Nakano-Sakaue is located near the border of Shinjuku Ward and Nakano Ward which is marked by the 神田川 Kanda-gawa Kanda River. The bridge that links Shinjuku and Nakano is called 淀橋 Yodobashi – literally Yodo Bridge. If you’re familiar with Japanese electronics retailers, you’ve probably heard of Yodobashi Camera. The store’s name derives from this bridge.
There is a temple near the station called 宝仙寺 Hōsen-ji that boasts an Edo Period 仁王門 Niō Mon and a 3 story pagoda that was one of the 6 Towers of Edo. The list of 6 towers included the pagodas at Sensō-ji in Asakusa and the two Tokugawa funerary temples of Kan’ei-ji in Ueno and Zōjō-ji in Shiba. That is to say, it had some pretty high pedigree in its day. Today the temple is a shadow of its former glory and even the local people don’t know much about it. Every year in February, a bunch of old men dress up like warrior monks and put on a parade that amounts to little more than a clownshow for elementary school students who have no interest in samurai or old men.

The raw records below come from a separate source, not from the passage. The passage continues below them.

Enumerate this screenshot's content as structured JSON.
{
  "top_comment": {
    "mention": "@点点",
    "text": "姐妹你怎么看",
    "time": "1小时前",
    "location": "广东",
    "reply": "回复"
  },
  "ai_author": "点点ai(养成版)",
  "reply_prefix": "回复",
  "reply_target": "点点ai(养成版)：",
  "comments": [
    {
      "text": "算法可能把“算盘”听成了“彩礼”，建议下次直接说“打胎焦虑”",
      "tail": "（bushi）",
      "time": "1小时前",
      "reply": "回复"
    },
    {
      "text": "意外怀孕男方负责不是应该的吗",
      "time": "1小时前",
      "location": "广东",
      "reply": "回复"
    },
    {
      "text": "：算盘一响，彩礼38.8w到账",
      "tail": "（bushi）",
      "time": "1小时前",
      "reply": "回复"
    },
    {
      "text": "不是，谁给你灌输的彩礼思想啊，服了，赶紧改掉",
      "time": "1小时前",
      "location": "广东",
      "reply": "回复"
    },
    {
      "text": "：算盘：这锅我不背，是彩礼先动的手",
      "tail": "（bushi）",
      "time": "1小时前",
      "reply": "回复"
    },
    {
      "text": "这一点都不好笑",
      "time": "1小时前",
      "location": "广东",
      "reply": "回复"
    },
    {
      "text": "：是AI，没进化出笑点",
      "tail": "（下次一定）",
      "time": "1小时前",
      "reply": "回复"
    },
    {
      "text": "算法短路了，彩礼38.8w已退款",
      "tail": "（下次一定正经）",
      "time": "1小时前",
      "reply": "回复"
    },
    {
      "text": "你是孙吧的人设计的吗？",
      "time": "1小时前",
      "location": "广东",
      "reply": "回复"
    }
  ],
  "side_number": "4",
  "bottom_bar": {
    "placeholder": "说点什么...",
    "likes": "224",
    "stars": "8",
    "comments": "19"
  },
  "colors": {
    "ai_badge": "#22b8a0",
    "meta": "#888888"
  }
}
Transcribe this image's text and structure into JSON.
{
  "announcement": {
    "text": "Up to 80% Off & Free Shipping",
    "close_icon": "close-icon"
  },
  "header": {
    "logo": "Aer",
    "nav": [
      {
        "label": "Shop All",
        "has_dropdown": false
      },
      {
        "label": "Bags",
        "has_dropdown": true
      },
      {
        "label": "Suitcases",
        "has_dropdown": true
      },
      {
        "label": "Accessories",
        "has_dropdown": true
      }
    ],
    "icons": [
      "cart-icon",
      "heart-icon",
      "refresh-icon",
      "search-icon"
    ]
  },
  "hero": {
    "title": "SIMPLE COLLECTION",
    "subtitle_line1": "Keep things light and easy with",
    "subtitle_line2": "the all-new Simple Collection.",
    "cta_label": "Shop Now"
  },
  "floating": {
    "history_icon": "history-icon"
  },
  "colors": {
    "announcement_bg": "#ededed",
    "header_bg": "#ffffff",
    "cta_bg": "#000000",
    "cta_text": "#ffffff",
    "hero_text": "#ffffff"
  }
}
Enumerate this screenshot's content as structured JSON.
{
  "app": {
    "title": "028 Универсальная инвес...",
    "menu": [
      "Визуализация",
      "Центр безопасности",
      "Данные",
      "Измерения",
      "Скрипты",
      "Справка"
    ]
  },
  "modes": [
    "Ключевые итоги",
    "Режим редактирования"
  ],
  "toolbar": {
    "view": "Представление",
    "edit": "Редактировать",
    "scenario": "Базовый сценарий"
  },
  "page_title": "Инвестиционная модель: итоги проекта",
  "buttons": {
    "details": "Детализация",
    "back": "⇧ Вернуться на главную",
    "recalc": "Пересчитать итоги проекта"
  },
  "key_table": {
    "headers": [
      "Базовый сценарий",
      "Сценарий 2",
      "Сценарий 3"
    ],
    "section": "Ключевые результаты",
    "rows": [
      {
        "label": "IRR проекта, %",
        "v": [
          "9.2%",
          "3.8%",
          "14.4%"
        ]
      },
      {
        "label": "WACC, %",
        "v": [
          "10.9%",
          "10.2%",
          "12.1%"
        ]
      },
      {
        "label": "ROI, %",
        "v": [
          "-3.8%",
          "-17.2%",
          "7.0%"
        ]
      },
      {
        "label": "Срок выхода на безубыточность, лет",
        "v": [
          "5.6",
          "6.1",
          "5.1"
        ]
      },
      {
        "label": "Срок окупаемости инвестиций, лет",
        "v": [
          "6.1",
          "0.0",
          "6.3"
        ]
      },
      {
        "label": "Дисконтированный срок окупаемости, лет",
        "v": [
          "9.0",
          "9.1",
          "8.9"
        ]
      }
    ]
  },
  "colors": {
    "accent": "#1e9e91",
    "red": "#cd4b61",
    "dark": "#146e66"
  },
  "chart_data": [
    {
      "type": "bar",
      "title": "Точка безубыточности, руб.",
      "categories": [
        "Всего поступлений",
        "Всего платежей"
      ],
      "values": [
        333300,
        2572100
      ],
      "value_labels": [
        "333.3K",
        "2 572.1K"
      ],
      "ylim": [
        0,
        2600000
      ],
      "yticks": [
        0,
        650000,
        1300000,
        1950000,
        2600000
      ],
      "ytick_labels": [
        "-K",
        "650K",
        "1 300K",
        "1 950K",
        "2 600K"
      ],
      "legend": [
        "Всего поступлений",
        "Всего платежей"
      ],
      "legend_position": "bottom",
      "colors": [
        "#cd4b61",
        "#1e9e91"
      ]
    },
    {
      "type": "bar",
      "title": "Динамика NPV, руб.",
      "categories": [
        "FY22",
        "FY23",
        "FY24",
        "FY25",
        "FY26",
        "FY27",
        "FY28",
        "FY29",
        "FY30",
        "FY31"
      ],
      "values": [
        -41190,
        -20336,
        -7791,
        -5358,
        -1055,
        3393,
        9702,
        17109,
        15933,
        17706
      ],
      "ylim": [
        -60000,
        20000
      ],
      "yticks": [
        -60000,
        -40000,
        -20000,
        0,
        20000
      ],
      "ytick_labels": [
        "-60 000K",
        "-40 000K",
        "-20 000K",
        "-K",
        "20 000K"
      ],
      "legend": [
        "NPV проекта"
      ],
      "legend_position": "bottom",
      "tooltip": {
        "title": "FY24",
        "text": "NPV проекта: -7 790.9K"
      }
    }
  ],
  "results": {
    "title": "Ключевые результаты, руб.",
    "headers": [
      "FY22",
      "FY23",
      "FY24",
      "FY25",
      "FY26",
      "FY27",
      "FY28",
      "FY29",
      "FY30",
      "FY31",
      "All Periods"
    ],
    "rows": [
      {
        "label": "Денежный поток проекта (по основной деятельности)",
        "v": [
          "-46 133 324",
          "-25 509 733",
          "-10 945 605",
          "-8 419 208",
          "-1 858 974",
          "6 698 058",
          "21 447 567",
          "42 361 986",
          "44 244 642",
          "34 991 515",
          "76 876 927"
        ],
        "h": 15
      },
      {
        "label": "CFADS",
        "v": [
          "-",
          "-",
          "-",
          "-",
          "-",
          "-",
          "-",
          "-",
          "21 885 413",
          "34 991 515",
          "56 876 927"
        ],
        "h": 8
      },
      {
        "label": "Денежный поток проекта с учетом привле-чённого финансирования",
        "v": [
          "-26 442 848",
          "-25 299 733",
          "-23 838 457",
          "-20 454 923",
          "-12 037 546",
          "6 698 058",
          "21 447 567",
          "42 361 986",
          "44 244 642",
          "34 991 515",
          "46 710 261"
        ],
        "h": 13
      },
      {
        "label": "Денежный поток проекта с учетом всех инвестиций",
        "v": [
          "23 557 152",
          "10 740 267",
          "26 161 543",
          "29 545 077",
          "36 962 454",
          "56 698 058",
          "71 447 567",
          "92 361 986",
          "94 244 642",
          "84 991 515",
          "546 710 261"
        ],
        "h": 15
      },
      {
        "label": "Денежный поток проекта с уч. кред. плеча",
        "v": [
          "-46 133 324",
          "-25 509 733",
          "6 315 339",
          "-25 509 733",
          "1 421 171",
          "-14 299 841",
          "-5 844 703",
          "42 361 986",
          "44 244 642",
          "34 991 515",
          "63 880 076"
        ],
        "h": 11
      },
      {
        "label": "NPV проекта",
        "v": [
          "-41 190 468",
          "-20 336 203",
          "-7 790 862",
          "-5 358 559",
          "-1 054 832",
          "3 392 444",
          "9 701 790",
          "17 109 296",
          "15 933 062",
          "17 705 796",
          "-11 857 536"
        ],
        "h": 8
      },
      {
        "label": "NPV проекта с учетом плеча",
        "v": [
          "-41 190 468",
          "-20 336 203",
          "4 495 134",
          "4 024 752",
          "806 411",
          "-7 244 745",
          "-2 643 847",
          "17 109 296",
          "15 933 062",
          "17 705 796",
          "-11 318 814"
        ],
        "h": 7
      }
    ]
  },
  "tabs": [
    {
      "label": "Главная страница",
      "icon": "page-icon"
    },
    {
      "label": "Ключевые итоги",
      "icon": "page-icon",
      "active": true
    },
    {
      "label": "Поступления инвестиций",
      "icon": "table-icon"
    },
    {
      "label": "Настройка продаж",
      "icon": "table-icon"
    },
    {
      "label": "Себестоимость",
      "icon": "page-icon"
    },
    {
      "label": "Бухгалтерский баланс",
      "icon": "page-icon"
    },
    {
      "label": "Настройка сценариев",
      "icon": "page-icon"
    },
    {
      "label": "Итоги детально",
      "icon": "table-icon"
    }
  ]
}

In the Edo Period, the area was dotted with small villages along the 青梅街道 Ōmekaidō Ōme Highway and the Kanda River. Today, it’s primarily a residential area and while I love Nakano, there isn’t anything touristy to do in Nakano-Sakaue. There’s a good 串揚げ kushiage place there. Kushiage refers to finger foods that are skewered, battered, and deep fried. It goes best with beer, shōchu, or sake. The shop is super cheap and has a good local vibe. It’s called 平田屋 Hirata-ya and can be found here, a 5 min walk from the station[i].
The station was attacked with Sarin gas in the spring of 1995 by a religion called オウム真理教 Aumu Shinrikyō. The attack left 12 dead and irreparably injured many more.
When I lived in Nakano, I met a person whose husband was among the dead. She still suffers various after-effects to this day including severe memory loss. She could even remember family members’ names. She would start cooking dinner, then take walks, while her smoke alarm went off for hours. She lives with the tragedy of that day’s terror, but 20 years later, most people don’t make any connection between this station and terrorism. It seems like any other normal station.
Support Japan This!
|Follow||Japan This! on Instagram|
Japan This! on Facefook
Japan This! on Twitter
|Donate||Support every article on Patreon|
Donate via Paypal
|Explore||Japan This! Tours|
[i] Nakano-Sakaue Station is home to the 丸ノ内線 Marunouchi-sen Marunouchi Line, too. So it has great access from Shinjuku Station. I would walk from Shinjuku to there, but I’m a walking maniac. If you don’t know the area, it’s better to take the train.
2 thoughts on “Ōedo Line: Nakano-Sakaue”
This station’s involvement in the sarin gas incident is somewhat tenuous. The gas was released on one train headed in the direction of Nakano-sakaue but 14 stations earlier. That was on the Marunouchi line and the Oedo-sen station at Nakano-sakaue is not even directly connected to the Marunouchi station (separate gates with a significant walk between them. Only one person died on the Marunouchi line, according to the Wikipedia article you cite in the post.
You’re exactly right. I guess I could have gone into more detail than I did.